I’m not often dogmatic about very many things, but I’m going to get all dogmatic on you now: You’re reading the Epistle to the Romans wrong. If you think Paul is using it to expound grand doctrines about salvation and the like, you’re reading it completely wrong. If you’re reading it in small, Bible-study-sized chunks, it’s less surprising why you’re reading it wrong, but you’re still reading it wrong. Read more about Romans: A book about Jews and Gentiles
You wouldn’t cite Richard Dawkins as an authoritative interpreter of Evangelical doctrine. I don’t really need to spell out the reasons why not, but in no particular order: Read more about Less anti-semitic hermeneutics, please
In mid February I noticed a flood of tweets with the hashtag #bellletstalk inviting an honest conversation about mental health. My first thought, knowing that Rob Bell had a new book coming out, was excitement and relief that he had taken the brave step of writing something substantial on mental health issues and depression in the ministry. Read more about Let's talk
Yesterday, on the door of a local restaurant, I saw a sign very much like the bottom one of these two: (I didn’t get a picture of the one I saw, but the wording was more or less the same.)
How would you translate it? You may not know Japanese, so I’ll give you the choice of two options: Read more about Literal translations
Today I was preaching on the mission of God and salvation history, and decided at the last minute to throw in a good example of (a) how God always seeks to restore relationship with those estranged from him, and (b) the principle that, because God does this, we should too. It’s one of my key themes, and a great verse which highlights it is 2 Samuel 14:14. David has become estranged from his son, and Joab sent a woman in to change his mind and gain forgiveness. The climax of the woman’s argument, in every English translation I have checked, goes like this: Read more about Today in Bible translation horrors
So this morning in church we looked at 1 Corinthians 16, and, in what I think is probably a first when teaching on stewardship, everyone there decided to increase their giving. How did I do it? Read more about With regard to the collection for the saints

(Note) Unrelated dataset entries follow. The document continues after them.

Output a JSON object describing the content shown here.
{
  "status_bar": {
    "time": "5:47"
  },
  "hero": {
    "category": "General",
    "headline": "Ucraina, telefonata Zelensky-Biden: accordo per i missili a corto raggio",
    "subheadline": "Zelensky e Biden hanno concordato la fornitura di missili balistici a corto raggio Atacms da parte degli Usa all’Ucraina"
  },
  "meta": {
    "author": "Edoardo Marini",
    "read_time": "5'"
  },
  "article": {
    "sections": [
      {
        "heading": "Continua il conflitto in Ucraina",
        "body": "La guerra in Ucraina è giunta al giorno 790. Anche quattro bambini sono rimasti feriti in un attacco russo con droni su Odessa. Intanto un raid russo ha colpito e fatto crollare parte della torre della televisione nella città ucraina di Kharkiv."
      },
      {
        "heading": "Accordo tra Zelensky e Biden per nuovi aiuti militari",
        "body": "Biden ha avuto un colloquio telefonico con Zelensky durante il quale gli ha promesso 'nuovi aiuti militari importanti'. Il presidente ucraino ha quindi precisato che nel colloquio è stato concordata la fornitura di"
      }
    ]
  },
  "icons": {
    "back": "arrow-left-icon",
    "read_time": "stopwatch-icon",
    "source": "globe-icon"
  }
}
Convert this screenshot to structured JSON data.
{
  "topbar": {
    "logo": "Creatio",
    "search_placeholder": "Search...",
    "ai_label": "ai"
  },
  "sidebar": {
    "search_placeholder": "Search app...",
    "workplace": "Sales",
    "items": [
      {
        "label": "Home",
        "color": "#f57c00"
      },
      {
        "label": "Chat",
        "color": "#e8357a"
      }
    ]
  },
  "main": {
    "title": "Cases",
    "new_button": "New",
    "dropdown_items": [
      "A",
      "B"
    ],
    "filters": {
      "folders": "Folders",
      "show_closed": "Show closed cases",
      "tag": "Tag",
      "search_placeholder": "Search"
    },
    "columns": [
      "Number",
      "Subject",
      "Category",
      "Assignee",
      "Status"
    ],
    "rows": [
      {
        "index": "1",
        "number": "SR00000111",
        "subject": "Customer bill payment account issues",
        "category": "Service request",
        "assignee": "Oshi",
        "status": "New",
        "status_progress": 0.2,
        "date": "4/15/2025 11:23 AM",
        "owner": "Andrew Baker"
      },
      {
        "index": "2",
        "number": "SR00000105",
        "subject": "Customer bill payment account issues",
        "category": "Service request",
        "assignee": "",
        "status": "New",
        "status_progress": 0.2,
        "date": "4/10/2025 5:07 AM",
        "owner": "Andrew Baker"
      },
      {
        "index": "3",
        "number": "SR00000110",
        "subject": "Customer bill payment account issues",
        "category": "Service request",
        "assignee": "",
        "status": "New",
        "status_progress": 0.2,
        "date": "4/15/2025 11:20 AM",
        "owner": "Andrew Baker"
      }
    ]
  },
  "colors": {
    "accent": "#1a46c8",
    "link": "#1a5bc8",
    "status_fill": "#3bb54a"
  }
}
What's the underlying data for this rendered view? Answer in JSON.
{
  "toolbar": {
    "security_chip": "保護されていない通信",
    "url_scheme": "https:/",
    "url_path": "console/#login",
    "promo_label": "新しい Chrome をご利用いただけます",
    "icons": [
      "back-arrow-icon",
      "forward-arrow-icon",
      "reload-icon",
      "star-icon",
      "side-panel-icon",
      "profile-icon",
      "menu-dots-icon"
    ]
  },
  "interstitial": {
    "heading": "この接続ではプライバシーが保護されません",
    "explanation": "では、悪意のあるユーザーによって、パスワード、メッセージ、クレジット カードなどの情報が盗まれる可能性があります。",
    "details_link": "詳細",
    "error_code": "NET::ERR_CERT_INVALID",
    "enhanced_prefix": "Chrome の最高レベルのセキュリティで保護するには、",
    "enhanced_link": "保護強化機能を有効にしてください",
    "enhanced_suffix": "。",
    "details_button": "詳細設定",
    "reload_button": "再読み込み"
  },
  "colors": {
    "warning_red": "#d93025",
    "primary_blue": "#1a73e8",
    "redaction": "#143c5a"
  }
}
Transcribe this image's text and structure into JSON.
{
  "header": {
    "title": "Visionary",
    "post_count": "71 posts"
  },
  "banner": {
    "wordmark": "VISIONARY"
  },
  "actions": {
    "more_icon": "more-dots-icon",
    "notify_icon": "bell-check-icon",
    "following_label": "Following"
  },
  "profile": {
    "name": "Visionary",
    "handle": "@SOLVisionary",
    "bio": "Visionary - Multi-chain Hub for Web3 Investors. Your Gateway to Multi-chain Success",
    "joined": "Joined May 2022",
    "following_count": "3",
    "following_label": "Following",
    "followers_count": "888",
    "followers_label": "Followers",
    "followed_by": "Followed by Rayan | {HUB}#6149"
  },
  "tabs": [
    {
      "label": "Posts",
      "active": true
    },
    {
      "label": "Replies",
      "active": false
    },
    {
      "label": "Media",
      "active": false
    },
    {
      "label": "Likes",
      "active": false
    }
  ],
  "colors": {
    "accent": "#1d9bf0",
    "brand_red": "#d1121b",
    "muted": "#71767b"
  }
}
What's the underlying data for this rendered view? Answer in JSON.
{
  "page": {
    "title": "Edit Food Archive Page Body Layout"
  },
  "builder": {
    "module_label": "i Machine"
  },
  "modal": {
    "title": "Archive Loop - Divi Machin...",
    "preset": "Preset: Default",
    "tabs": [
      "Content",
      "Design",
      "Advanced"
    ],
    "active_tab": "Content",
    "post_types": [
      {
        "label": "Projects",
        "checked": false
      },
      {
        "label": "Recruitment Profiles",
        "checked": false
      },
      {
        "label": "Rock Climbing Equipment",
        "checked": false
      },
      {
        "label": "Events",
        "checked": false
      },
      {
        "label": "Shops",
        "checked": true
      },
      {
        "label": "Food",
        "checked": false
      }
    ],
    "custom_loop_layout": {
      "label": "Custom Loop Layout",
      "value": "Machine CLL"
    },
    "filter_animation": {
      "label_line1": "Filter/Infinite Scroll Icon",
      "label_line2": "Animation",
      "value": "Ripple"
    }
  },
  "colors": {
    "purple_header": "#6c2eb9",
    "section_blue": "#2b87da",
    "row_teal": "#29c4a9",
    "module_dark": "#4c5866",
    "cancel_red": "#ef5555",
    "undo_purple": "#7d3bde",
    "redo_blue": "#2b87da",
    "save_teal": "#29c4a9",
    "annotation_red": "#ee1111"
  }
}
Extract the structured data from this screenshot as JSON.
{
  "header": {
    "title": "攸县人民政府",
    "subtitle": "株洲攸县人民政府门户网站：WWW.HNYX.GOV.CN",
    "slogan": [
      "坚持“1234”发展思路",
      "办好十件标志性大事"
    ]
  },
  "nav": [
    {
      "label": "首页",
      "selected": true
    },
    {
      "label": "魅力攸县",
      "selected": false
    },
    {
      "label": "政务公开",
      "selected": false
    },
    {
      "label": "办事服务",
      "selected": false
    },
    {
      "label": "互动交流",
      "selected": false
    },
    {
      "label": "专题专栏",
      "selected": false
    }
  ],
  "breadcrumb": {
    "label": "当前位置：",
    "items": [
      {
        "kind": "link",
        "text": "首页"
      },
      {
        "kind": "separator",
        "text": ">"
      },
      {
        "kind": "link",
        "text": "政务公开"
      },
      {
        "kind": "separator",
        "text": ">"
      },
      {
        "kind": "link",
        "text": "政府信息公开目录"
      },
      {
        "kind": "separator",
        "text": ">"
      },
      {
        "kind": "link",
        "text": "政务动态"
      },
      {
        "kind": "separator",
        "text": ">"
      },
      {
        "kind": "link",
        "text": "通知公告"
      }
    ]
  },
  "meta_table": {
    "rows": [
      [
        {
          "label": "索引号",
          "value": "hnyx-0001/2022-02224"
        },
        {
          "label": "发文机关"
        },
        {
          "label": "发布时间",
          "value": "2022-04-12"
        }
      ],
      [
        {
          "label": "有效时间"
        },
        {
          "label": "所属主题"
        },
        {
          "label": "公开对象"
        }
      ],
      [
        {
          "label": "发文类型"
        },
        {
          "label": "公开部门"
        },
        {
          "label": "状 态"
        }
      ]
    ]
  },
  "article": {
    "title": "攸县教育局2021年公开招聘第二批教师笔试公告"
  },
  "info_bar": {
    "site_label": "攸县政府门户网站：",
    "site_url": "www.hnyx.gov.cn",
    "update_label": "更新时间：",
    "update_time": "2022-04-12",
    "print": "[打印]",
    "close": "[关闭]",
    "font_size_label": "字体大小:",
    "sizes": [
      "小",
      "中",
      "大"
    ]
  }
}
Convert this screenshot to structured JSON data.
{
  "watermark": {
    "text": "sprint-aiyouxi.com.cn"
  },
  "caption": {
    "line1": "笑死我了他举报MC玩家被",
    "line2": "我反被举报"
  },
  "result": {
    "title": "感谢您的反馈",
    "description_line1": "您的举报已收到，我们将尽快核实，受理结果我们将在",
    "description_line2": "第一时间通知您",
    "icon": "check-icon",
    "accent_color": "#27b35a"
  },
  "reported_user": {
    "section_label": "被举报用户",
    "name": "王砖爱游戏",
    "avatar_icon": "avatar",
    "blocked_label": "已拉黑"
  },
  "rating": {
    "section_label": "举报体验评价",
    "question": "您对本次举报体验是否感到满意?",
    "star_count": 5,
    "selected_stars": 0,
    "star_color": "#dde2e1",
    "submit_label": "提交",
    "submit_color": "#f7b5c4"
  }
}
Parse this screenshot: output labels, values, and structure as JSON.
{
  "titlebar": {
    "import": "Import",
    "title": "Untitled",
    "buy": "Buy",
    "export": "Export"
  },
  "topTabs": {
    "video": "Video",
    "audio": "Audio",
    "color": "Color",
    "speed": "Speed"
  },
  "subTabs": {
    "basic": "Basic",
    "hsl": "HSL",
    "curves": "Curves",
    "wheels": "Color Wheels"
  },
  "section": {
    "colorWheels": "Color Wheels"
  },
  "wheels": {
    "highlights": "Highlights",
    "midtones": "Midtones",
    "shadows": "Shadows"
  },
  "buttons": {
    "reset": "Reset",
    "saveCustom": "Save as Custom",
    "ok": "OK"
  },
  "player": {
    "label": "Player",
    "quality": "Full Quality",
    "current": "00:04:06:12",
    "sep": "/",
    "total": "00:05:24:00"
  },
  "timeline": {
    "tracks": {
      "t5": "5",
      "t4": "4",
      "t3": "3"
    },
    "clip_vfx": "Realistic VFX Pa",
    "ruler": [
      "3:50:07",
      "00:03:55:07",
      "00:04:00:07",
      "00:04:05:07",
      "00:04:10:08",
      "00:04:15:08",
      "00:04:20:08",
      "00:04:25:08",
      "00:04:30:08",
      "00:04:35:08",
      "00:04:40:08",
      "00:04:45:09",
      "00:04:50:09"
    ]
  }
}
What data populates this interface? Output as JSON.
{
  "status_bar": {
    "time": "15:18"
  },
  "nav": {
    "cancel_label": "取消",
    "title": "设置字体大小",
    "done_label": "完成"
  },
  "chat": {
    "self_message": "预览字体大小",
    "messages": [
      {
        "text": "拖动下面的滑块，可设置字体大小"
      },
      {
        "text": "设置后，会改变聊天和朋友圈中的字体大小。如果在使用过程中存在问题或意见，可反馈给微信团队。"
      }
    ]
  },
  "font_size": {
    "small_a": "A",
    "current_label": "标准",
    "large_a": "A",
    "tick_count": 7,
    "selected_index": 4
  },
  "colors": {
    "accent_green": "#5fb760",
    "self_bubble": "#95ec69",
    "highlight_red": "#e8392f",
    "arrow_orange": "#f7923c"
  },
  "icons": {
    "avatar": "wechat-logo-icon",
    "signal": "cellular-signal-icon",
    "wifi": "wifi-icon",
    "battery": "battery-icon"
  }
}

The various modes of worship which prevailed… were all considered by the people, as equally true; by the philosopher, as equally false; and by the magistrate, as equally useful. And thus toleration produced not only mutual indulgence, but even religious concord.